About this task -> Search the records below for the string "parent" and copy each line where it turns up.

Data about app and page elements:
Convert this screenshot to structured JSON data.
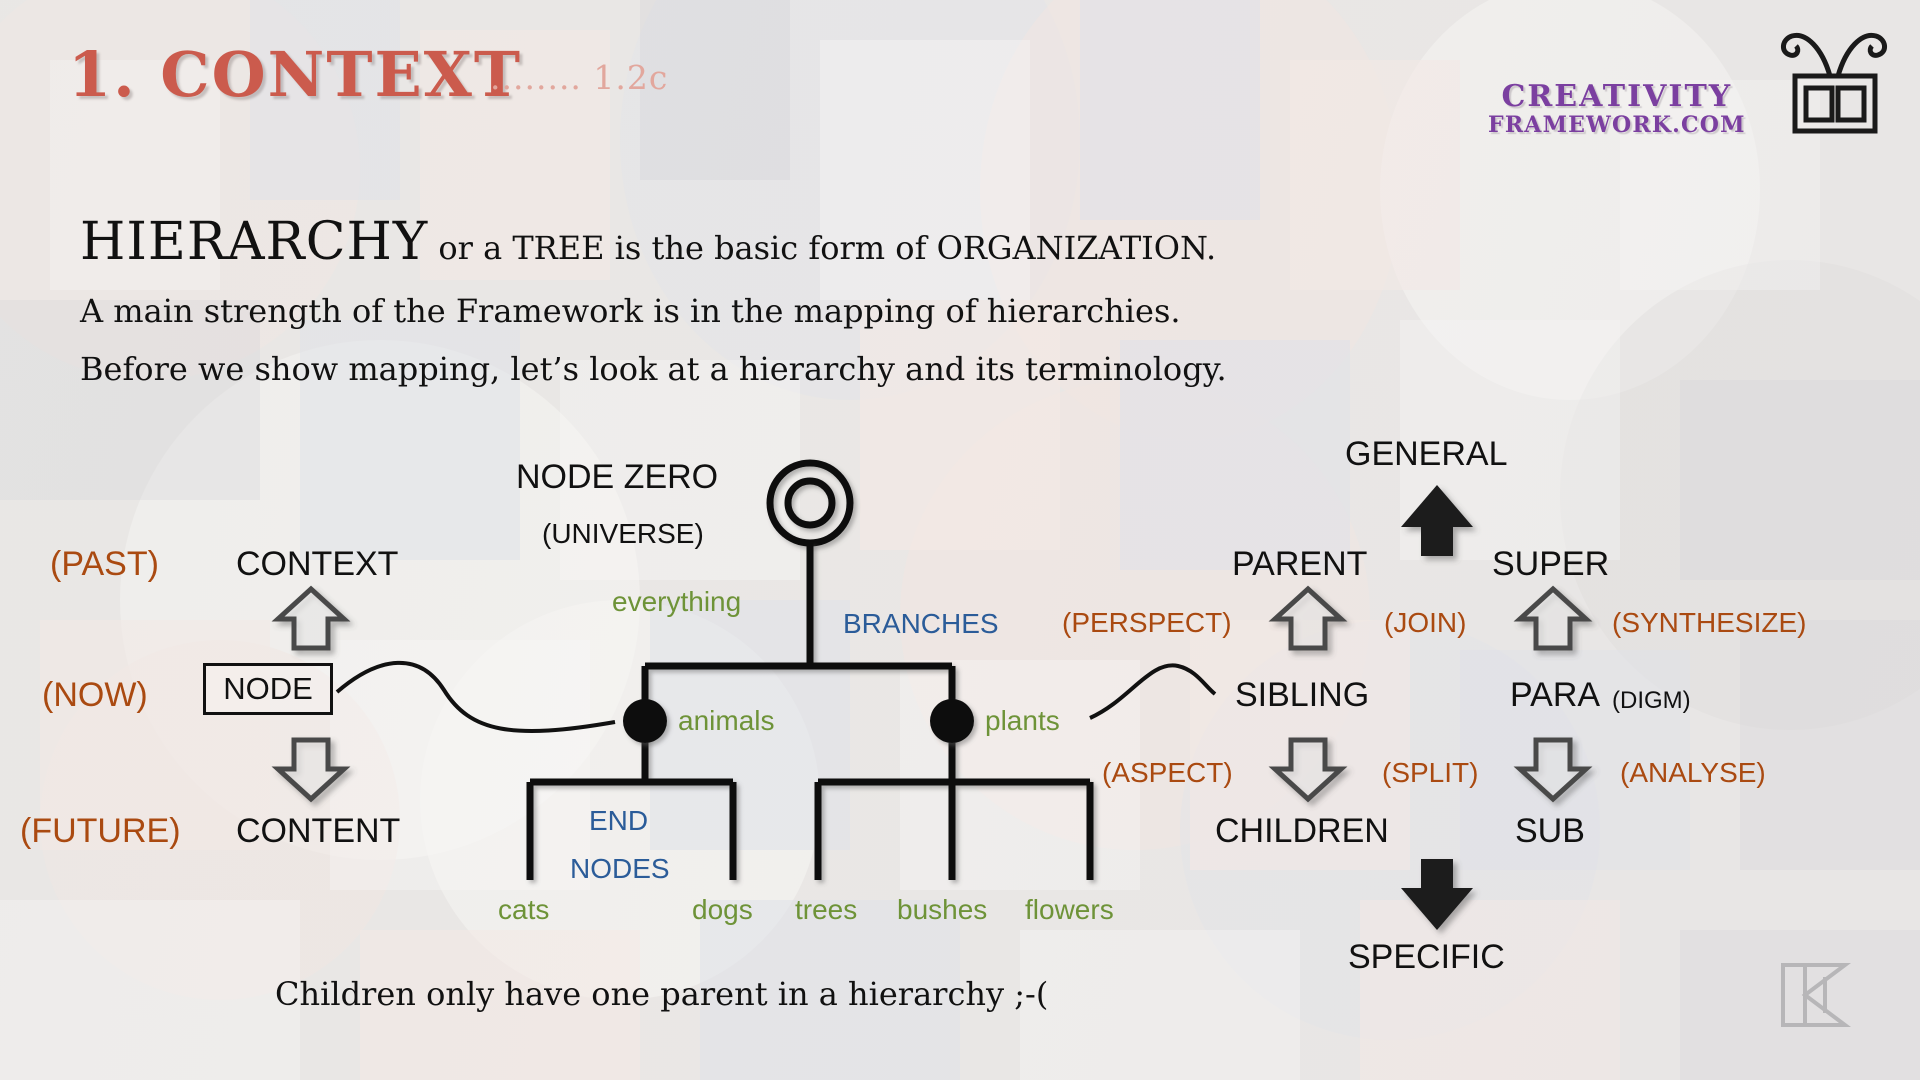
{
  "header": {
    "section_title": "1. CONTEXT",
    "section_number": "........ 1.2c"
  },
  "brand": {
    "line1": "CREATIVITY",
    "line2": "FRAMEWORK.COM",
    "mark_icon": "antenna-box-icon",
    "corner_icon": "daw-monogram-icon"
  },
  "headline": {
    "line1_strong": "HIERARCHY",
    "line1_rest": " or a TREE is the basic form of ORGANIZATION.",
    "line2": "A main strength of the Framework is in the mapping of hierarchies.",
    "line3": "Before we show mapping, let’s look at a hierarchy and its terminology."
  },
  "footnote": "Children only have one parent in a hierarchy ;-(",
  "left_column": {
    "past": "(PAST)",
    "now": "(NOW)",
    "future": "(FUTURE)",
    "context": "CONTEXT",
    "node": "NODE",
    "content": "CONTENT",
    "up_arrow_icon": "hollow-up-arrow-icon",
    "down_arrow_icon": "hollow-down-arrow-icon"
  },
  "tree": {
    "node_zero": "NODE ZERO",
    "node_zero_sub": "(UNIVERSE)",
    "root_label": "everything",
    "branches_label": "BRANCHES",
    "end_nodes_label_line1": "END",
    "end_nodes_label_line2": "NODES",
    "children": [
      {
        "label": "animals"
      },
      {
        "label": "plants"
      }
    ],
    "leaves": [
      {
        "label": "cats"
      },
      {
        "label": "dogs"
      },
      {
        "label": "trees"
      },
      {
        "label": "bushes"
      },
      {
        "label": "flowers"
      }
    ],
    "root_icon": "double-circle-node-icon",
    "node-dot_icon": "filled-dot-node-icon"
  },
  "right_column": {
    "general": "GENERAL",
    "specific": "SPECIFIC",
    "parent": "PARENT",
    "children": "CHILDREN",
    "super": "SUPER",
    "sub": "SUB",
    "sibling": "SIBLING",
    "para": "PARA",
    "para_sub": "(DIGM)",
    "perspect": "(PERSPECT)",
    "aspect": "(ASPECT)",
    "join": "(JOIN)",
    "split": "(SPLIT)",
    "synthesize": "(SYNTHESIZE)",
    "analyse": "(ANALYSE)",
    "big_up_arrow_icon": "solid-up-arrow-icon",
    "big_down_arrow_icon": "solid-down-arrow-icon",
    "up_arrow_icon": "hollow-up-arrow-icon",
    "down_arrow_icon": "hollow-down-arrow-icon"
  },
  "colors": {
    "title_red": "#cb5b4d",
    "brand_purple": "#7b3fa0",
    "brown": "#aa4a11",
    "green": "#6e9338",
    "blue": "#2b5c99",
    "ink": "#111111",
    "background": "#e6e4e2"
  }
}
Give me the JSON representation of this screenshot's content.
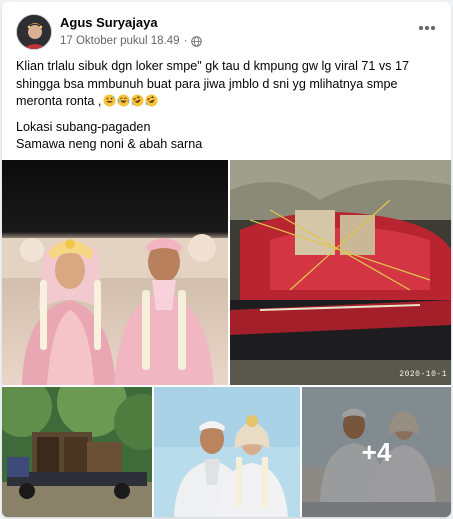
{
  "post": {
    "author": "Agus Suryajaya",
    "timestamp": "17 Oktober pukul 18.49",
    "separator": "·",
    "privacy_icon": "globe-icon",
    "more_icon": "more-options-icon",
    "body_line_1": "Klian trlalu sibuk dgn loker smpe\" gk tau d kmpung gw lg viral 71 vs 17 shingga bsa mmbunuh buat para jiwa jmblo d sni yg mlihatnya smpe meronta ronta ,",
    "emojis": [
      "grinning-sweat-emoji",
      "tears-of-joy-emoji",
      "rolling-laughing-emoji",
      "rolling-laughing-emoji"
    ],
    "body_line_2": "Lokasi subang-pagaden",
    "body_line_3": "Samawa neng noni & abah sarna"
  },
  "photos": {
    "items": [
      {
        "name": "wedding-couple-photo"
      },
      {
        "name": "motorcycle-load-photo",
        "stamp": "2020-10-1"
      },
      {
        "name": "truck-furniture-photo"
      },
      {
        "name": "couple-portrait-photo"
      },
      {
        "name": "couple-selfie-photo",
        "more_count": "+4"
      }
    ]
  },
  "colors": {
    "name_text": "#050505",
    "meta_text": "#65676b",
    "card_bg": "#ffffff",
    "page_bg": "#f0f2f5"
  }
}
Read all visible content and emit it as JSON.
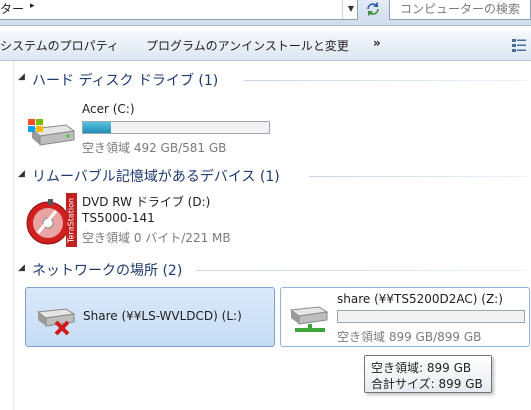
{
  "address_bar": {
    "path_fragment": "ター",
    "breadcrumb_arrow": "▸",
    "dropdown_icon": "chevron-down-icon",
    "refresh_icon": "refresh-icon",
    "search_placeholder": "コンピューターの検索"
  },
  "toolbar": {
    "system_properties": "システムのプロパティ",
    "uninstall": "プログラムのアンインストールと変更",
    "more": "»",
    "view_icon": "view-options-icon"
  },
  "groups": [
    {
      "title": "ハード ディスク ドライブ (1)",
      "items": [
        {
          "name": "Acer (C:)",
          "free_text": "空き領域 492 GB/581 GB",
          "used_fraction": 0.153,
          "icon": "windows-hard-drive-icon"
        }
      ]
    },
    {
      "title": "リムーバブル記憶域があるデバイス (1)",
      "items": [
        {
          "name": "DVD RW ドライブ (D:)",
          "label": "TS5000-141",
          "free_text": "空き領域 0 バイト/221 MB",
          "icon": "terastation-disc-icon",
          "disc_text": "TeraStation"
        }
      ]
    },
    {
      "title": "ネットワークの場所 (2)",
      "items": [
        {
          "name": "Share (¥¥LS-WVLDCD) (L:)",
          "icon": "disconnected-network-drive-icon",
          "selected": true
        },
        {
          "name": "share (¥¥TS5200D2AC) (Z:)",
          "free_text": "空き領域 899 GB/899 GB",
          "used_fraction": 0.0,
          "icon": "network-drive-icon"
        }
      ]
    }
  ],
  "tooltip": {
    "free": "空き領域: 899 GB",
    "total": "合計サイズ: 899 GB"
  },
  "colors": {
    "group_title": "#1e3a6e",
    "bar_fill": "#26a0c8",
    "selection": "#cfe2f8"
  }
}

Exercise output ->
  "footnote": "Children only have one parent in a hierarchy ;-(",
    "parent": "PARENT",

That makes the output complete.